Each year, NA’AMAT awards financial assistance to about 200 academically gifted Israeli women enabling them to follow their dreams and pursue bachelor’s and master’s degrees in challenging programs of study. Below you’ll hear about the inspiring work our scholarship recipients from years past have undertaken.
“Electric Properties of Self-Assembled Peptide Nanostructures towards their Implementation in Electric Devices”
My name is Moran Amit and I am a Ph.D. student at the department of materials engineering at the Ben-Gurion University of the Negev in Israel, where I also studied towards my B.Sc. and M.Sc. degrees. This is my last year of Ph.D. studies under the supervision of Prof. Nurit Ashkenasy. Intending to pursue an academic career, I plan to continue my training as a postdoctoral fellow at the U.S.
My research focuses on the electric properties of peptides, which are short synthetic proteins, towards their possible implementation in various electric devices in the future. This research is motivated by charge transfer processes in nature, such as in the photosynthesis cycle and neuron signaling in the brain. The choice of peptides is mainly motivated by the relative easy synthesis of peptides and their chemical diversity, which together enable us to design and engineer a specific material “À la carte” with controlled properties. In addition, peptides possess the unique ability to spontaneously organize into nanometric structures (i.e. billionths of a meter in size), a process known as self-assembly, which is of great relevance to the nanotechnology industry. The main goal of my research is to study the different mechanisms of electric charge transport through self-assembled peptide nanostructures and the factors affecting them.
Doctorate Student – Nomi Levenkron

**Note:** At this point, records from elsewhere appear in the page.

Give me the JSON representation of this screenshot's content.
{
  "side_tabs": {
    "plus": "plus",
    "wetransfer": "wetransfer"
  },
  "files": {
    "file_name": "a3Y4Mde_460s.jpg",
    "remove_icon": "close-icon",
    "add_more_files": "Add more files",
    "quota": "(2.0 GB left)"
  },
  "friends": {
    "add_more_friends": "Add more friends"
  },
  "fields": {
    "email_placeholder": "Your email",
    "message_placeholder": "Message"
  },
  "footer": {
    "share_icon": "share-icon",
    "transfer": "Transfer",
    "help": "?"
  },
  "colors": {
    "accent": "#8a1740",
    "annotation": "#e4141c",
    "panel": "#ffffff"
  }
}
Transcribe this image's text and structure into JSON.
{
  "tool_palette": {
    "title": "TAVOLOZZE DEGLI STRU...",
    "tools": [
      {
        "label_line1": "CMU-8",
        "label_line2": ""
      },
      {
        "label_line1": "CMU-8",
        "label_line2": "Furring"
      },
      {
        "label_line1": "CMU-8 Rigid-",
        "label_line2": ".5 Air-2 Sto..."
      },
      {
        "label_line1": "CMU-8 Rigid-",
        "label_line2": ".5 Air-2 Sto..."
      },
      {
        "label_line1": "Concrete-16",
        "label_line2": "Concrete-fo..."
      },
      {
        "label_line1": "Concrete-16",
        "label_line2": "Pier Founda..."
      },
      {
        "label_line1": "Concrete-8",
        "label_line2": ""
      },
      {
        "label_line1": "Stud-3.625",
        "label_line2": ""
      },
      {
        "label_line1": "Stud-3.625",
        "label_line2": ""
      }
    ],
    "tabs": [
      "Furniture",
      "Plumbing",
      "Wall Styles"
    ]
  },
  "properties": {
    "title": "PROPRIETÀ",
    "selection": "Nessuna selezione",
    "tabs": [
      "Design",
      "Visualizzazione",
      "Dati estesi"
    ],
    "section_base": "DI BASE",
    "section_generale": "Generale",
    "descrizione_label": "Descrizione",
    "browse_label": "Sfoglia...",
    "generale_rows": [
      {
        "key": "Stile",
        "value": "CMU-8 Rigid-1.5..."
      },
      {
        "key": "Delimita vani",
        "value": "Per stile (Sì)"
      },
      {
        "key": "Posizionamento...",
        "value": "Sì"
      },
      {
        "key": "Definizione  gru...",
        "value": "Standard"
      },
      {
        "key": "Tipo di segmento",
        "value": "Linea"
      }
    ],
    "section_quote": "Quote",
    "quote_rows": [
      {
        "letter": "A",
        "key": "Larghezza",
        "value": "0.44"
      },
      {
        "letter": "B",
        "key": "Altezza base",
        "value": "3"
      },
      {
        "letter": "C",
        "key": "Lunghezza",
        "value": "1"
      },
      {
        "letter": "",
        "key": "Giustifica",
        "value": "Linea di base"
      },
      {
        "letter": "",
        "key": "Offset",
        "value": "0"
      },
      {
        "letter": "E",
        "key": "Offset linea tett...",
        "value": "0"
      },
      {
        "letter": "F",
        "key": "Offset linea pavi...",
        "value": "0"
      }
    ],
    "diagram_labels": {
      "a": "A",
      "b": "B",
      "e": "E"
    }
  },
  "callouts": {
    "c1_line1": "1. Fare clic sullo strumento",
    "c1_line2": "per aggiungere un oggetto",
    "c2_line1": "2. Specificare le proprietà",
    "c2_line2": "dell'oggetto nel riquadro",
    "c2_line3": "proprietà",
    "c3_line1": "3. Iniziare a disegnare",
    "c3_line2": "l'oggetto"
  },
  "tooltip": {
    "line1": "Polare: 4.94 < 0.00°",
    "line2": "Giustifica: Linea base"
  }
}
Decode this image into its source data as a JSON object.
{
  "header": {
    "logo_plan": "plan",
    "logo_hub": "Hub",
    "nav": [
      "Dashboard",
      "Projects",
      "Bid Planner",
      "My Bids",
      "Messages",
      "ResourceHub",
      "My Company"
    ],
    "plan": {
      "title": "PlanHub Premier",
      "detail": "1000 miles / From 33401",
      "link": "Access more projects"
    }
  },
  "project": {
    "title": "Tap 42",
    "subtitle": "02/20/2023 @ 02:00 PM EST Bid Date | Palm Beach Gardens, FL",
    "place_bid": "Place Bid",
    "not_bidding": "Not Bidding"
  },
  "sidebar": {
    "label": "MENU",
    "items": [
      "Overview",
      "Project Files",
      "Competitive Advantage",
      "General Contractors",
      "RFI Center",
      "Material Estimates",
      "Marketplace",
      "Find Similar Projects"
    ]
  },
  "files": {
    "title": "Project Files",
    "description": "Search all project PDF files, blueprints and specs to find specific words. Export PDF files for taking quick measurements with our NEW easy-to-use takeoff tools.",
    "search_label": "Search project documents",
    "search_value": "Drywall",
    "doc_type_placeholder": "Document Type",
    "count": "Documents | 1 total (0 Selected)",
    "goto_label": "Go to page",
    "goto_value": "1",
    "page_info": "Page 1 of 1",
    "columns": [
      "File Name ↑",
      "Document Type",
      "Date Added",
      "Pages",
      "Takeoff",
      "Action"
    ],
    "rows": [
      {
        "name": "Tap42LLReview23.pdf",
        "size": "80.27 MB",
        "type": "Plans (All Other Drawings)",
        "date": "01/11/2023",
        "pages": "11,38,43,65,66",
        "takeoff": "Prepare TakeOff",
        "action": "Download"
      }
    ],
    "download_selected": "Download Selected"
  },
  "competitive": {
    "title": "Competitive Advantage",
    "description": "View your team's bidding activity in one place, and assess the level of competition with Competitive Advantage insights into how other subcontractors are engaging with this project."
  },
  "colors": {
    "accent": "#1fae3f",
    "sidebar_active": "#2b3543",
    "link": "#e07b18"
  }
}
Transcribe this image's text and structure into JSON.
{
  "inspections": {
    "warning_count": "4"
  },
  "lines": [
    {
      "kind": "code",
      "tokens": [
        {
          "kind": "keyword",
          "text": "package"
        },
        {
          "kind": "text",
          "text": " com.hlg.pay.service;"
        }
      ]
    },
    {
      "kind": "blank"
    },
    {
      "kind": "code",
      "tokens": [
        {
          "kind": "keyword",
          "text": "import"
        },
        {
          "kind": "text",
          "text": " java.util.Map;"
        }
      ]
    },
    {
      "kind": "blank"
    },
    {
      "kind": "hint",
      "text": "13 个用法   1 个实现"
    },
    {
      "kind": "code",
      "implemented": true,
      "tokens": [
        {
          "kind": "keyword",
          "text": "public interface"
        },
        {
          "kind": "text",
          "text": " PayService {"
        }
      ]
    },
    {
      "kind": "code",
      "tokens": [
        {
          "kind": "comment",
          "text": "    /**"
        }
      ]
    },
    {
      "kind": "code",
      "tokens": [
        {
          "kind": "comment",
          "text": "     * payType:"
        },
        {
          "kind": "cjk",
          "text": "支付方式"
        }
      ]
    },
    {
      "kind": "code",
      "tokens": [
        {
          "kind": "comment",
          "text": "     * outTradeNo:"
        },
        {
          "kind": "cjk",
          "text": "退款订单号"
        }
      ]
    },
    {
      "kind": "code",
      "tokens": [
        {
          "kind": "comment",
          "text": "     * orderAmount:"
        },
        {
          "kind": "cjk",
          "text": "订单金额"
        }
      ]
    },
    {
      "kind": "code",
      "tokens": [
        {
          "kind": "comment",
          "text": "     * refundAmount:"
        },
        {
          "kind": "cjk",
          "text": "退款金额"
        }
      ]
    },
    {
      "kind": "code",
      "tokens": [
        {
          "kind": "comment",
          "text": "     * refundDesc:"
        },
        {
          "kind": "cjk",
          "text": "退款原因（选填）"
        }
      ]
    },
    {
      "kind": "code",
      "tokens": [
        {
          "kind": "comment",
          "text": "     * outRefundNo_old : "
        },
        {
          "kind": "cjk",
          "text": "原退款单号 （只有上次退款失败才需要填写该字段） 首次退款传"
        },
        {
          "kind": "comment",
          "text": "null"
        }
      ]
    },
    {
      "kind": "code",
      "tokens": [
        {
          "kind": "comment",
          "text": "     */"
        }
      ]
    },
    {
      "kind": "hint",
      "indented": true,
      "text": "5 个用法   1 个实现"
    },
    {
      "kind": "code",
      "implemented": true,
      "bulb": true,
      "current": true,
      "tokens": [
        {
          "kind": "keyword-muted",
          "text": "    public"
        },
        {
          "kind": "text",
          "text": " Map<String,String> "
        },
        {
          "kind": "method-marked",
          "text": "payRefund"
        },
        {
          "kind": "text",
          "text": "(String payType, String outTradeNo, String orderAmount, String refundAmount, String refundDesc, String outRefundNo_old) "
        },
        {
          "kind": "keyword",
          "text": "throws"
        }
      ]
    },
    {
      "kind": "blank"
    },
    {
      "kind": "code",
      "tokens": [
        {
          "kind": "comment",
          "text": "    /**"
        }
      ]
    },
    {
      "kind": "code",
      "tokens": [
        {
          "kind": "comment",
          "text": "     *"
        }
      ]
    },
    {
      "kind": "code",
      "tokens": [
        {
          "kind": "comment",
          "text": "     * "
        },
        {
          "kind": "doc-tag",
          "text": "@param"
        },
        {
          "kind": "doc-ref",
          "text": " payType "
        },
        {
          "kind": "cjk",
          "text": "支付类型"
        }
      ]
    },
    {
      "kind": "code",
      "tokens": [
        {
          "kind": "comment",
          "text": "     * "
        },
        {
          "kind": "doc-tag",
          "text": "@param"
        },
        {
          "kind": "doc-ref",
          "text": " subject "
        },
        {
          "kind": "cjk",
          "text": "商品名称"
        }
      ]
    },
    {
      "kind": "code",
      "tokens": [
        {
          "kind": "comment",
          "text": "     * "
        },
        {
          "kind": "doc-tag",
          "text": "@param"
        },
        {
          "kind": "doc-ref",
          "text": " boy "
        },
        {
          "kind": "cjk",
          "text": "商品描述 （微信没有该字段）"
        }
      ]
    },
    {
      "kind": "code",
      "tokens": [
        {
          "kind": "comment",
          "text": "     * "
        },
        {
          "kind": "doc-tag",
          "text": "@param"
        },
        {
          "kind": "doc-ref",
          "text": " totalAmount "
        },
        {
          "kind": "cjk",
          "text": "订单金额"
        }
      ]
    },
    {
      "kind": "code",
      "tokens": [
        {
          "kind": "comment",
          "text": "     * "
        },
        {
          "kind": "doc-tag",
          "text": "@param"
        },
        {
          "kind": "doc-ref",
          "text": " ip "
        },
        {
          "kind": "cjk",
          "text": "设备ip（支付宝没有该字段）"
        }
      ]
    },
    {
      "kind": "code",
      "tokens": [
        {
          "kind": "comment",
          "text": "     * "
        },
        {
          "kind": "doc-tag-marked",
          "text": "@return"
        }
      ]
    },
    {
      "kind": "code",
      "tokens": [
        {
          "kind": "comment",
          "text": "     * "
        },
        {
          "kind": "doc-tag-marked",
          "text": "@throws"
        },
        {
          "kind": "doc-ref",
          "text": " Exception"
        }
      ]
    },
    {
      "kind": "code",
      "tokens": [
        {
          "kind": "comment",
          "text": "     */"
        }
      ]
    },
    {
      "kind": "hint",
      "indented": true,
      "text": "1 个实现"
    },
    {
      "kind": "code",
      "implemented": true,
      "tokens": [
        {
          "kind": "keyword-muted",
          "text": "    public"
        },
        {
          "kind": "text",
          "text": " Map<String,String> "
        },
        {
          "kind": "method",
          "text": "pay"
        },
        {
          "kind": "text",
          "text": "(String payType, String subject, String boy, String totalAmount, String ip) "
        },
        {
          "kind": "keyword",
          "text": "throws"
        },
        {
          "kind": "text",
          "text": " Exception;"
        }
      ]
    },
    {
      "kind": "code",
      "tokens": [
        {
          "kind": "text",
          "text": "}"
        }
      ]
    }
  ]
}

My name is Nomi Levenkron and I am a doctorate student at the Faculty of Law at Tel Aviv University. I am 45 years old, the mother of three children, and live in a kibbutz in Israel’s periphery. After passing the Israel Bar examinations in 2000 and becoming an attorney, and until I began my doctorate studies in 2012, I devoted my professional life to addressing the field of prostitution and trafficking in women. I worked with the victims of trafficking in women as a member of staff in the Hotline for Migrant Workers. Through my work I met many hundreds of victims of trafficking in imprisonment facilities and shelters. I learned their stories, which later formed the basis for my academic work – courses and clinics I have run over the years, as well as my academic writing. I subsequently worked with other weakened populations, including Israeli women engaged in prostitution, girls suffering from anorexia, girls from families of collaborators, and so forth.
“The Marriage Market and Academic Education among Muslim Women in Israel”
Marian Tehawkho: I am a PhD student in the Department of Economics at Haifa University; I live with my husband and our three children in Kfar Kama, a Circassian village in the Lower Galilee. I would like to thank you for your generous scholarship, your support is important in promoting research in the field of gender and will contribute to strengthening the status of women in Israeli academy.
הקלד טקסט או כתובת אתר או תרגם מסמך.
Over the last decades, College attendance in most countries has increased faster among women than among men. A similar trend also exists in Israel for the Jewish population and even more so for Arabs: in 2011, the proportion of women among Arab students studying for a first degree was 65% compared to 53% in the Jewish population. But while in most countries this trend is also translated to a corresponding increase in labor force participation rates, among Arab women and mainly Muslims is Israel, the reality is a little different. In particular, the participation rate among Jewish women has increased during the last two decades at all levels of education, whereas among Muslim women with post-secondary education labor force participation is volatile with a declining trend.
Research summary – Tali Ilovitsh
First, it is a great honor for me to receive the Idelson Foundation Fellowship for Ph.D. students, Naamat. I’m a Ph.D. student in the faculty of electrical engineering at Bar Ilan University, Ramat-Gan, Israel, in Prof. Zeev Zalvesky’s lab. I have an M.S. and B.S. with honors in Electrical Engineering from BIU in the direct course. As a mother to a one year old baby girl, this fellowship will be of an immense assistance to us. I intend to do a postdoc abroad and return as a researcher and hope to become a role model to many young women, who consider following their talents and aspirations in academia, in a field that is traditionally dominated by men.
My research focuses on two main fields. The first is super resolved microscopy that is aimed for pushing the limits of nanometer-scale optical microscopy techniques with the goal of studying molecular-scale biological systems, thus providing valuable insights into cellular processes.
The second aspect of the my research is to use optical image processing in order to perform mathematical transforms for pattern recognition that is widely used in biomedical applications like computer tomography. Conventionally it is done digitally using computers and therefore is limited by the processor’s speed, while implementing it optically will increase processing speed immensely. One such of a transform is the radon transform, which we were able to successfully implement it using a novel optical system in a single frame with an optical system that is simple, fast and accurate.